“…don’t expect your mother to care and support you as I did. You know that she wanted to send you back to Ipoh on long term so you can grow up there, right? You know how that night when daddy’s hospitalised and she didn’t want to take care of you, right? You know how you see daddy’s friend more often than you see her, right?
“It’s the truth, William. I need you to know while I’m around, I will give you the best I can. It’s hard to understand, it’s hard to believe, but I also need you to know when I’m not, don’t expect to get the same level of commitment from your mom. Sure, I too hope that one day she will choose to spend more time with you, to guide you, care for you, teach you just like your friends’ moms, but that’s out of your control. Just like many things in life where you can’t control – the weather, the traffic, the economy – the best you can do is be strong, resourceful and independent, and make the best of the situation.”

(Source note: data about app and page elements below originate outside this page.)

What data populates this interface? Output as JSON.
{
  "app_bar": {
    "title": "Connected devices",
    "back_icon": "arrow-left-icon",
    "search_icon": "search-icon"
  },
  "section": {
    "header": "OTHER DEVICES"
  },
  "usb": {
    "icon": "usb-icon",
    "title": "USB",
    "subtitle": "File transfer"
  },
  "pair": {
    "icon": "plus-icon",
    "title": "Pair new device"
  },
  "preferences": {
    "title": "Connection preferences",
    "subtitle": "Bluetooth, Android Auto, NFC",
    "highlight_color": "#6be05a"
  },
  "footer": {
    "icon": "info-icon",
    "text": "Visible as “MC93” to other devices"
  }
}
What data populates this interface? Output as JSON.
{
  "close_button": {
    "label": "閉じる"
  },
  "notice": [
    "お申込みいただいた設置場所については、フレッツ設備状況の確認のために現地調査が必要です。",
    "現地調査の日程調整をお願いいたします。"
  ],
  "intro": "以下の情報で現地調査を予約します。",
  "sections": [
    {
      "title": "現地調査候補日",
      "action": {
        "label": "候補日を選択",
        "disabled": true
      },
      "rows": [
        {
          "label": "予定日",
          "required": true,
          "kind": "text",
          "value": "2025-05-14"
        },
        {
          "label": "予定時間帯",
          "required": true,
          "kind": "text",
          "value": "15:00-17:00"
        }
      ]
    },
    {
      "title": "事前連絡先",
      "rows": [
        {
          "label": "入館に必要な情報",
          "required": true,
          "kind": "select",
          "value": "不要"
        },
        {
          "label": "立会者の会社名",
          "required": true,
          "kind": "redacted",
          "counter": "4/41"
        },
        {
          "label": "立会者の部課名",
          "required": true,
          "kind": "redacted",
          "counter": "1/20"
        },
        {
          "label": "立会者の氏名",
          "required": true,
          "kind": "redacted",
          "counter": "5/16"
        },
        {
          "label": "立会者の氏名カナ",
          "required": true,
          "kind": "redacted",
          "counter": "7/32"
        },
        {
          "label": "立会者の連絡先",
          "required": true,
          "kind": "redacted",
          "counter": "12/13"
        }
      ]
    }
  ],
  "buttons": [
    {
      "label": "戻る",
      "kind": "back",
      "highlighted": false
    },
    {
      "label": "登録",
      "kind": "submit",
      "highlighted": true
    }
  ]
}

At this point, he was already tearing up quite badly, his body shaking. I was riled with guilt – was it too early to have this conversation with him?
Many of my parent friends thought so. But the truth is, them not being single parents kinda put them in a different situation. I learned early in life to only take advice from those who had been in your exact shoes, or at least a close fit.
I kept on trying to justify that if I was in his shoes, I wanted my mom to have that conversation with me, so that I will be prepare when reality hits. But that doesn’t change the counter argument that “That’s you, Mav, with the benefit of 35 years of wisdom. You can’t assume the your son to think the same.”
Guilt kicked me in the balls. My son is suffering from his parent’s failed marriage, which I had to take responsibility of too. Sure, it was a decision initiated by his mom, but I couldn’t point with fingers that were tainted with mistakes too.
As I was having this eternal debate, William nodded, saying he understood. He apologised for whatever he did wrong that day, and promised he won’t do it again (fun fact for parents: kids will make the same mistakes a couple of more times before they really get it. Hey, we did too, and still do).
I told him to love his mom always, despite the lack of love from her. And I told him that I just needed to make sure he won’t take things for granted, even when society states that a mother should always love and spend more time with her children, which is why gratefulness is an important practice. He nodded too, his tear drops hitting the floor beneath him. I gave him a hug and spent the next few hours with him, just to make sure he’s ok.
One thing about kids – they do move on quickly. Call it A.D.D., but the ability to move on to other things and not let dread hung over for too long, that’s a good thing. One thing his dad will need to learn for sure.
Before putting him to bed that night, I caught him looking at me for a while longer than normal, even after we said our good nights and I love yous. I can only hope what every father hopes – to not have another hard talk with their kids.
Life has other plan though. 🙂